- Write up 3 columns / 3 rows for the 3 roles (see pic)
- Provide sticky notes, sharpies
- I provided a sample list of responsibilities to get people thinking outside the box (click here to see some examples)
- For each column, everyone writes on stickies what they expect of that role
- For the first column (PO), we start with what the team expects, then the AC, then finally the role in question, the PO. Each person(s) goes up and explains their sticky note then puts it on the wall.
- Discussion. Facilitator (myself) asks the question “How does their expectations match your reality? What is similar? What is different? Do we need to change anything about how we work?”
** Do this for each column, this took 60 mins in total (i.e. 20mins x 3 roles, you could do this with other roles too, just be conscious of the time it takes)
10 – 15mins
- Final wrap-up & discussion. What did we learn? Is there anything we’re going to do differently now? How do we feel about these expectations?
Results and Insights
First off we started with the Product Owner. The team members and I placed stickies and described what it was we expected from our product owner. (I had mine pre-written so that I could also facilitate) Finally the PO put his up. The big insight for the PO was that his team did not expect him to code and also didn’t expect him to do code reviews, but it does help out when he does. He also found that there were many stickies around stakeholder relationships & had the realisation that this is something that he needs to spend more time doing. I personally found it great that the team had a good understanding of the Product Owner role & it felt great knowing that the PO was now more empowered to truly feel purpose in his role.
Here there were some pretty obvious sticky notes like develop, system design, quality etc. What surprised me and made me smile was to see the team write stuff like “Vision, learn/improve, teach, helping each other”.
Agile Coach (yep, thats me!)
This not only blew me away, but helped me understand one of our biggest critics, which in turn contributed to a great beginning of us working together (the team & I). I honestly had no idea what they were going to write, its not often that I talk about my role & myself to the team as I’m always talking & thinking about others. (doing so almost feels kind of selfish)
So what blew me away? Seeing sticky notes like “behaviour(al) understanding”, “teach / drive soft issues” was really amazing, this is something that is not covered in your stock-standard definition of a process driver but also hugely important. Really, all of the sticky notes were great, they really summed up the sheer breadth of our role, but there were 2 rather ambiguous notes here: “Not go wild” and “Not get in the way”.
I found this interesting and took the time to discuss what this means with a member of the team. After a bit of a rant, I felt like I understood what he meant, he expected me to provide context and reasoning behind the things I do, particularly when involving their time. There have been many ‘initiatives’ or ‘workshops’ that have been pushed on him in the past with little opportunity to understand or challenge it before hand, which is frustrating. I summed this up to him to confirm that was what he was talking about and indeed it was, this was a hugely beneficial discussion and allowed me to get to know him better.

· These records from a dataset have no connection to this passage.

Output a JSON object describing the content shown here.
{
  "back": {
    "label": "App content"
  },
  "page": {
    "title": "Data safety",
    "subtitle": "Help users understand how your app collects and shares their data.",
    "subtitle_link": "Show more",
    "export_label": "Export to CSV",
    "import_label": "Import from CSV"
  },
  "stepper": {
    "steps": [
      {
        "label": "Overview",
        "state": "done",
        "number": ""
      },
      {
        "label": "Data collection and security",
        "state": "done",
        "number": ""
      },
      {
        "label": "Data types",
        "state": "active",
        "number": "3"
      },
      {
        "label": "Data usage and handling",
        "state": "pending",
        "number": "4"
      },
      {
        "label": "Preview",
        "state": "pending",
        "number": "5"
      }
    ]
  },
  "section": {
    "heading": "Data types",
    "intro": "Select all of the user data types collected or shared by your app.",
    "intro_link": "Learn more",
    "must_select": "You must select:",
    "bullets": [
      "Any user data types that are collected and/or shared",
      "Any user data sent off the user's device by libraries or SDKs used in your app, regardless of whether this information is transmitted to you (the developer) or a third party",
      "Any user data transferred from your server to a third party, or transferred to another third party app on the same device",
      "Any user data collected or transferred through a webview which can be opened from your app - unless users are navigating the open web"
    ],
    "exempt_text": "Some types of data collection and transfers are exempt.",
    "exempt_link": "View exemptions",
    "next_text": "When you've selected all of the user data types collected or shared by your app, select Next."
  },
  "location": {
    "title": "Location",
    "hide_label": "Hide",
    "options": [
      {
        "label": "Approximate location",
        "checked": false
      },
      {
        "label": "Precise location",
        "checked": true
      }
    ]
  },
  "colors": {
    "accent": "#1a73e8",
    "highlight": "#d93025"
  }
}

Finally, after having this discussion, I felt extremely empowered to do these things, because thats what they expect of me. I now have the confidence to do these things and not hold back and thats a great feeling.
All in all, this was a great discussion and I’m so glad I had it. (and so is the PO!) I now consider this a useful tool I can bring to a new team, or even an existing team that have a lot of implied expectations. I am especially looking forward to doing this with the Chapter Lead role (our definition of an engineering line manager).
I’m keen to hear if you feel this will work for you? Have you tried something similar? Drop a note in the comments 🙂